Efficacy of Proprioceptive Training with Prokin System in Ba | 46053

Journal of Multiple Sclerosis

ISSN - 2376-0389
NLM - 101654564


Efficacy of Proprioceptive Training with Prokin System in Balance Disorders from Multiple Sclerosis

Angelo Paolo Amico, Mattia Nisi, Ilaria Covelli, Angela Maria Polito, Sabino Damiani, Giancarlo Ianieri, Marisa Megna and Pietro Fiore

Background: The multiple sclerosis is often associated with motor impairment and disorders of gait and balance, which are thought to be the main causes of the worsening of quality of life and functional autonomy. Many people with multiple sclerosis have a higher incidence of falls than healthy people, so that they risk more traumas; the lack of movement related to the motor impairment is therefore enhanced by the fear of falls.

Aims: To assess the efficacy of the "Prokin"system, composed of balance board and visual/acoustic feedback, associated with conventional proprioceptive training in increasing static and dynamic balance, proprioception, coordination and functional autonomy in patients with multiple sclerosis and to compare it with conventional physical therapy.

Methods: We enrolled 23 patients with defined SM (4 men, 19 women) divided into 2 groups (A and B).

Patients of group A (14) underwent 2 series of 10 sessions of 2-a-week proprioceptive training with Prokin system; patients of group B (5) underwent 2 series of 10 sessions of a 3-a-week conventional balance training.

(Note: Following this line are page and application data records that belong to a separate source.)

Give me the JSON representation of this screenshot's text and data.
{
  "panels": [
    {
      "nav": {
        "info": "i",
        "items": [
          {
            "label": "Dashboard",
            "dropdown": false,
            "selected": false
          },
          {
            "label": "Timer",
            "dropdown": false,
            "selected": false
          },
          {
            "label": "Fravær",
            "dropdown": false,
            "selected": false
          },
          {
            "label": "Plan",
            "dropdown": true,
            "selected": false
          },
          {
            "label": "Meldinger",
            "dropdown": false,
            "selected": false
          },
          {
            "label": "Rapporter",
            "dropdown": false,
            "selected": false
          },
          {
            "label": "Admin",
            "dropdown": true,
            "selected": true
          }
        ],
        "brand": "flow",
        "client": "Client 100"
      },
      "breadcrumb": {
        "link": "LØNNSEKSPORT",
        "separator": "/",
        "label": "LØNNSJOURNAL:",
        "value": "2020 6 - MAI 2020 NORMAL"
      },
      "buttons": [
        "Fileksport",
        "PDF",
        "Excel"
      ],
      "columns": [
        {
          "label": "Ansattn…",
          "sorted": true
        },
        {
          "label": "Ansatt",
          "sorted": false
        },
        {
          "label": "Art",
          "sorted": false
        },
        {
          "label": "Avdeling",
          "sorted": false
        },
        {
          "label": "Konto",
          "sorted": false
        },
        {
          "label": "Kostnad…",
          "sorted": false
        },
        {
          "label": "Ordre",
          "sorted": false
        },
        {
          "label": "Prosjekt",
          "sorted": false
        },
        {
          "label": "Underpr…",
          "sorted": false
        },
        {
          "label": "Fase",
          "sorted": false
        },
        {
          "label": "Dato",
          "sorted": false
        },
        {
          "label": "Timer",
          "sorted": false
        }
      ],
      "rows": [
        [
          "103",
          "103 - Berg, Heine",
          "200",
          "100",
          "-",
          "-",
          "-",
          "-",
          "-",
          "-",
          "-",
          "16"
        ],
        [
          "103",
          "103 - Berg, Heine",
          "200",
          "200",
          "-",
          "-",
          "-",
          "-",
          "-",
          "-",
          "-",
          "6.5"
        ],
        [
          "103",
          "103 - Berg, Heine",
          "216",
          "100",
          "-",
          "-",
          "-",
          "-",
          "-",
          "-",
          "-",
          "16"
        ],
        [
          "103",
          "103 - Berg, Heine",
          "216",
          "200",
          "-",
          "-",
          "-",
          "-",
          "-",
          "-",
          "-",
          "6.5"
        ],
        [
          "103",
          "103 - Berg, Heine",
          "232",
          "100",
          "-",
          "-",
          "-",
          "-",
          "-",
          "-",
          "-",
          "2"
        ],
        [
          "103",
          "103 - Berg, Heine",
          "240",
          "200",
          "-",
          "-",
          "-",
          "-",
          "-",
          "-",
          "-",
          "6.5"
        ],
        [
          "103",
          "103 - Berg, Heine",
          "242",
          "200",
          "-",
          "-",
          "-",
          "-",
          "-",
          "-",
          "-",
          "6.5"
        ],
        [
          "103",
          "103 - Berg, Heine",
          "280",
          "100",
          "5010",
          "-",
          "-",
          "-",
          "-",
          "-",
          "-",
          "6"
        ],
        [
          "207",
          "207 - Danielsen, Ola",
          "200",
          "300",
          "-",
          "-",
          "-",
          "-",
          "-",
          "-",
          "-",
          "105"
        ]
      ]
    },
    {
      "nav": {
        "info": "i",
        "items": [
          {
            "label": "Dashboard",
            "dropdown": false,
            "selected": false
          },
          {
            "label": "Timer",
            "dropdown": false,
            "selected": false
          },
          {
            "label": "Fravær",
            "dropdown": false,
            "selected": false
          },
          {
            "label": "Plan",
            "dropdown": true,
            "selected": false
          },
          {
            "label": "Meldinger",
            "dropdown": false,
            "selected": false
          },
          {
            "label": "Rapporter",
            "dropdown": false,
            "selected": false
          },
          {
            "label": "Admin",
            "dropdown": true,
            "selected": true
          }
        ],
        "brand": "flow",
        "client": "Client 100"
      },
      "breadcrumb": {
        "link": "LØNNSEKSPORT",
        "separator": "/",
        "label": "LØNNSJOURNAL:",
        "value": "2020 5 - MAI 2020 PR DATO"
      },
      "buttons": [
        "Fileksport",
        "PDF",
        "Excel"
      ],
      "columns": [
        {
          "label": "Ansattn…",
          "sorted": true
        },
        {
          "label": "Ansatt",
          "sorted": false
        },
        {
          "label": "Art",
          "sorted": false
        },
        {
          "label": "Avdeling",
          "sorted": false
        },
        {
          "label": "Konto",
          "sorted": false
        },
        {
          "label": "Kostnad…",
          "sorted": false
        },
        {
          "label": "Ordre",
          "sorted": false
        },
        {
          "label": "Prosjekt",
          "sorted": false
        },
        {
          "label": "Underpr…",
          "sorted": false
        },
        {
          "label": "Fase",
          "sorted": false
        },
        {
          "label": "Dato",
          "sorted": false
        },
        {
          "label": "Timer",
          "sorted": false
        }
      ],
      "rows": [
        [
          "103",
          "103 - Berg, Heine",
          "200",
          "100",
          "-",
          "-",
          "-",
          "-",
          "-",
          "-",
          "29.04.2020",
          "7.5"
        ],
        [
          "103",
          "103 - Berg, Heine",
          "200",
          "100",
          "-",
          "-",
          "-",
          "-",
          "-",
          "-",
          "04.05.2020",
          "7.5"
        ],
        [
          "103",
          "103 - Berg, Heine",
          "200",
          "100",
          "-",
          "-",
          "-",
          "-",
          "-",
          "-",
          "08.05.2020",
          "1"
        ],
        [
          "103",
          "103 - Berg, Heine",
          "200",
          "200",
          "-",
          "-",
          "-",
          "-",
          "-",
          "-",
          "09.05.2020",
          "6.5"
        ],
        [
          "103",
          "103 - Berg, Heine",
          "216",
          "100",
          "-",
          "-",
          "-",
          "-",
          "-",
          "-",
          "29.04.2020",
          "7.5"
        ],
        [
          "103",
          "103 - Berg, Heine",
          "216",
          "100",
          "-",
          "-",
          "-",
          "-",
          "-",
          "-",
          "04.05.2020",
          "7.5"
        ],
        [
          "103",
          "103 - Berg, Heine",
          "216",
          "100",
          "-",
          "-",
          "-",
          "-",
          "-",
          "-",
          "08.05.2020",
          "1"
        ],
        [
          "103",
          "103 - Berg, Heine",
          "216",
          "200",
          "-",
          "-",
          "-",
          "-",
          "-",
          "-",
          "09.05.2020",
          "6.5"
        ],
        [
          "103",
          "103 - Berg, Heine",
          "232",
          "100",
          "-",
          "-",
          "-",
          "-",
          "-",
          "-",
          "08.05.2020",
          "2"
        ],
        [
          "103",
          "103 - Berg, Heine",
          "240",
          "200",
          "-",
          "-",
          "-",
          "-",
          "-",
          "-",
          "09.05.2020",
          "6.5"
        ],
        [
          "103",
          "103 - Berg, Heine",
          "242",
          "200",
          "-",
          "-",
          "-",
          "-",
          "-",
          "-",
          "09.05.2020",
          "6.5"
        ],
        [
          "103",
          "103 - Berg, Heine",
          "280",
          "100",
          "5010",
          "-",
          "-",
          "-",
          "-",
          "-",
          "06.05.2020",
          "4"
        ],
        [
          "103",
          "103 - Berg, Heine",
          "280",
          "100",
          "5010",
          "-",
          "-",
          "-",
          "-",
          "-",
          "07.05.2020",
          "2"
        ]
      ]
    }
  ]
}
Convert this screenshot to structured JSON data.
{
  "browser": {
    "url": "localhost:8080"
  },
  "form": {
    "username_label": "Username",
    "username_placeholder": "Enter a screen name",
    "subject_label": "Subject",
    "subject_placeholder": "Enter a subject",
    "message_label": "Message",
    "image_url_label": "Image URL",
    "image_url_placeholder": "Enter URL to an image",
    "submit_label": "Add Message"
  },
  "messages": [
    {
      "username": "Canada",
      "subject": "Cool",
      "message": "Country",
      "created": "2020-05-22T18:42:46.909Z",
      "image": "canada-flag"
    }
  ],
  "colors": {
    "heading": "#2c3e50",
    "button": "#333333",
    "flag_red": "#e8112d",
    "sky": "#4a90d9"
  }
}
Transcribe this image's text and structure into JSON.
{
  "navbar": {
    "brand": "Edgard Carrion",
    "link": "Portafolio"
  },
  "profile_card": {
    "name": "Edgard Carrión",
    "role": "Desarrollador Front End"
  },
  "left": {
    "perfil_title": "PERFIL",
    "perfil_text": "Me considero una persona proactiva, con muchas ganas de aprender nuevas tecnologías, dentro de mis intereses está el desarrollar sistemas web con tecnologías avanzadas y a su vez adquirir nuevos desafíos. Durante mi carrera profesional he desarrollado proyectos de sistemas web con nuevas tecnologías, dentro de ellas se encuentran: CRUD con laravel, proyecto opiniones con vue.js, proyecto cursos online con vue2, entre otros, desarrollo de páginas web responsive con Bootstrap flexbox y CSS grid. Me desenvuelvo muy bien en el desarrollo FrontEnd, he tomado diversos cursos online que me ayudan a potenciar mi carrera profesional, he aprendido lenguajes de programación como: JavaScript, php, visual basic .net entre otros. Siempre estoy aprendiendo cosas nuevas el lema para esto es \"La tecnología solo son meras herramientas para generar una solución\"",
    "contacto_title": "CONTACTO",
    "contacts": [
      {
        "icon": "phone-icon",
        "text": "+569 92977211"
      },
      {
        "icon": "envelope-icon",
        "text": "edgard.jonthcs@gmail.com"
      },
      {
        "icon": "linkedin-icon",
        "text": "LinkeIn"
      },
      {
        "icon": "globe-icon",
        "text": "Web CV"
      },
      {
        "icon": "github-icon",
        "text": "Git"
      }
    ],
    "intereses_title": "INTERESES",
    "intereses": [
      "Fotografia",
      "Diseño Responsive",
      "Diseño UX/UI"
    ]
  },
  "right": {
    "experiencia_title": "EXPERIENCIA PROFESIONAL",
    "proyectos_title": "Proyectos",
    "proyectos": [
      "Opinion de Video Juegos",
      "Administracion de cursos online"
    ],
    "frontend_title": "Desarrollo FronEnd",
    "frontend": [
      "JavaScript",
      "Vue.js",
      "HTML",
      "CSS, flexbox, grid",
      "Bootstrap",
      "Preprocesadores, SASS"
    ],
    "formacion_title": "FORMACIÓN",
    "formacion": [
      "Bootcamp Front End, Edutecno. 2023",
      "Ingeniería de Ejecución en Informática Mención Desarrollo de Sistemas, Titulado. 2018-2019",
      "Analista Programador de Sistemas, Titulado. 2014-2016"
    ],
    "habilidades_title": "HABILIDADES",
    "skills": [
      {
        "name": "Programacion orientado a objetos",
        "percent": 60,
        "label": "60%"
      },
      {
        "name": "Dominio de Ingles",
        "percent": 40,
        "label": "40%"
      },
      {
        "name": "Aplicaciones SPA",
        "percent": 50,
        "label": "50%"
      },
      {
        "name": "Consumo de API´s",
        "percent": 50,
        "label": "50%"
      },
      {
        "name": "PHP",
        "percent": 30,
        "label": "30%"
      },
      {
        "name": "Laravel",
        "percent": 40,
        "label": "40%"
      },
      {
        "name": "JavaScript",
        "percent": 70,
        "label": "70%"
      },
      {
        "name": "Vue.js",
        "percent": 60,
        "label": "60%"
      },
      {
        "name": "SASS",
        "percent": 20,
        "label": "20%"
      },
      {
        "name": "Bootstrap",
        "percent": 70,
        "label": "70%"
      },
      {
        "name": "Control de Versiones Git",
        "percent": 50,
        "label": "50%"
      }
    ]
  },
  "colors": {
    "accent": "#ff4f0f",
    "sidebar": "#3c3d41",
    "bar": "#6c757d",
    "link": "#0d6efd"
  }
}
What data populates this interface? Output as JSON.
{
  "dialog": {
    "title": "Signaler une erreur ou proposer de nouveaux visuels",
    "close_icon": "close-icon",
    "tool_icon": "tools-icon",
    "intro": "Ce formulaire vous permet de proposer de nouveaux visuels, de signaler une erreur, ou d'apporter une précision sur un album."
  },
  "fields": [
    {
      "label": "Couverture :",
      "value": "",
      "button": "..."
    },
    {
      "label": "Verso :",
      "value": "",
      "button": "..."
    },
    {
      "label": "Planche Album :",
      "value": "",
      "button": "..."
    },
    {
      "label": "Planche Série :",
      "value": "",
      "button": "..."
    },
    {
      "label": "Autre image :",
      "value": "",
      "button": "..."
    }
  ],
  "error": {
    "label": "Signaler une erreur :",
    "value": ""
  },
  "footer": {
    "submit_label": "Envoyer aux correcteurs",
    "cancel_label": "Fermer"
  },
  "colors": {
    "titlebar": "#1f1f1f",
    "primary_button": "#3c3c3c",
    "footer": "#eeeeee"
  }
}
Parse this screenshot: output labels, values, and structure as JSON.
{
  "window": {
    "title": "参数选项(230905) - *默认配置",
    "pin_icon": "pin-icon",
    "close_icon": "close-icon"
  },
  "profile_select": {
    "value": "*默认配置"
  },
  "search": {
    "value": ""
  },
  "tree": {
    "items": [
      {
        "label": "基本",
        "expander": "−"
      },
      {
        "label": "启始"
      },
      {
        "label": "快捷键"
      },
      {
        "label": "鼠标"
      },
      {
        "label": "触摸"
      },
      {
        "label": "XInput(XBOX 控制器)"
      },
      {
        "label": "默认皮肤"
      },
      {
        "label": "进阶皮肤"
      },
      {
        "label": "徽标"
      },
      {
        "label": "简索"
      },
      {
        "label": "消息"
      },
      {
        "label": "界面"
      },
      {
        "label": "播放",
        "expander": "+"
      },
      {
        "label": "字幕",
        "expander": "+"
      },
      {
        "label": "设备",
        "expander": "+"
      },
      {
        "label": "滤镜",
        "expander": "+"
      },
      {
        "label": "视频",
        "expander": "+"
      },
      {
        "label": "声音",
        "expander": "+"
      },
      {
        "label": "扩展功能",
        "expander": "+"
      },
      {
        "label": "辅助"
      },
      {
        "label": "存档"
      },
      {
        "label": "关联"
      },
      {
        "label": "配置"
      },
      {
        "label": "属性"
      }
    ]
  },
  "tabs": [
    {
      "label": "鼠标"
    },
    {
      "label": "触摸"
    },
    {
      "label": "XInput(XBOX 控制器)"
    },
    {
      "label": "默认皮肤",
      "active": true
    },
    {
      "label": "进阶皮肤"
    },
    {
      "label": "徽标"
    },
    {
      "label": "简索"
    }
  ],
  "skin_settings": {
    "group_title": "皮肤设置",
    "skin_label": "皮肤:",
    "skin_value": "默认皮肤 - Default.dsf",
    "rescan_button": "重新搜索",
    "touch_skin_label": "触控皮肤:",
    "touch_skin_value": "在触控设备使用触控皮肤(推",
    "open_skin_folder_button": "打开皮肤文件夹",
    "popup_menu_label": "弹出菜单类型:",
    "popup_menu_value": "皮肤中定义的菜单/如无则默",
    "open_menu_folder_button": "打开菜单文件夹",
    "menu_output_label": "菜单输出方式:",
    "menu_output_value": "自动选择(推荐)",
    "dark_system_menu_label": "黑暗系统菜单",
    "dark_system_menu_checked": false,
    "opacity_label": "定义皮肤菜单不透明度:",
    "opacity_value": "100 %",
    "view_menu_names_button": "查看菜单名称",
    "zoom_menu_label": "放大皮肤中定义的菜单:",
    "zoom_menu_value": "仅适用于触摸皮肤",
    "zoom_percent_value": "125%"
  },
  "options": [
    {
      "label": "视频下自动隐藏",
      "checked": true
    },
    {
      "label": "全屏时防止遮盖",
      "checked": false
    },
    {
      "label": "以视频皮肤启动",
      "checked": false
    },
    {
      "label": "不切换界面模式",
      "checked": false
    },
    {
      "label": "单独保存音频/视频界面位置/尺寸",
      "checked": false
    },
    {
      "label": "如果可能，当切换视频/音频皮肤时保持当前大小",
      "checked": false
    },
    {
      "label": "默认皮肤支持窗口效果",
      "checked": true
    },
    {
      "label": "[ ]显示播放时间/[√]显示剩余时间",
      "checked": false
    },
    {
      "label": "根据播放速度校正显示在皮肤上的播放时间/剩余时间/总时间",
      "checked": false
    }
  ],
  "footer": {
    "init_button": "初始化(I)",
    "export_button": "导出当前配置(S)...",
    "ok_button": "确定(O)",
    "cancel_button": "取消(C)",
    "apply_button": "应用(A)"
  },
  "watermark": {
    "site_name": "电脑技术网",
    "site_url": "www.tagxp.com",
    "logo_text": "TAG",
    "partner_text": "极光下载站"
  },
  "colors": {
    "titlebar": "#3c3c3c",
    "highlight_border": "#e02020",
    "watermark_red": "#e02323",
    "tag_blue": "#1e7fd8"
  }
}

Each patient was assessed at t0 (before training), t1 (after 10 sessions) and t2 (after 20 sessions) with clinical scales for balance control (Tinetti, Berg) and autonomy (Barthel), and with instrumental tests (stabilometry, analyzing sway area, length of track and sway speed; and proprioceptive multiaxial assessment, exploring the Average Track Error).

Results: In group A we found statistically significant (p<0,05) differences between the mean scores of all the clinical and instrumental assessments at t0 and at t2, in the sense of a better postural stability, cohordination and autonomy. No significant differences were found from t0 to t2 in group B. Conclusions: Our study showed that this new kind of proprioceptive training (Prokin) is more able to ameliorate balance, motor performance and global autonomy in patients with multiple sclerosis than conventional therapy. This allows the patients to move themselves and walk with more safety, preventing falls and traumatic events.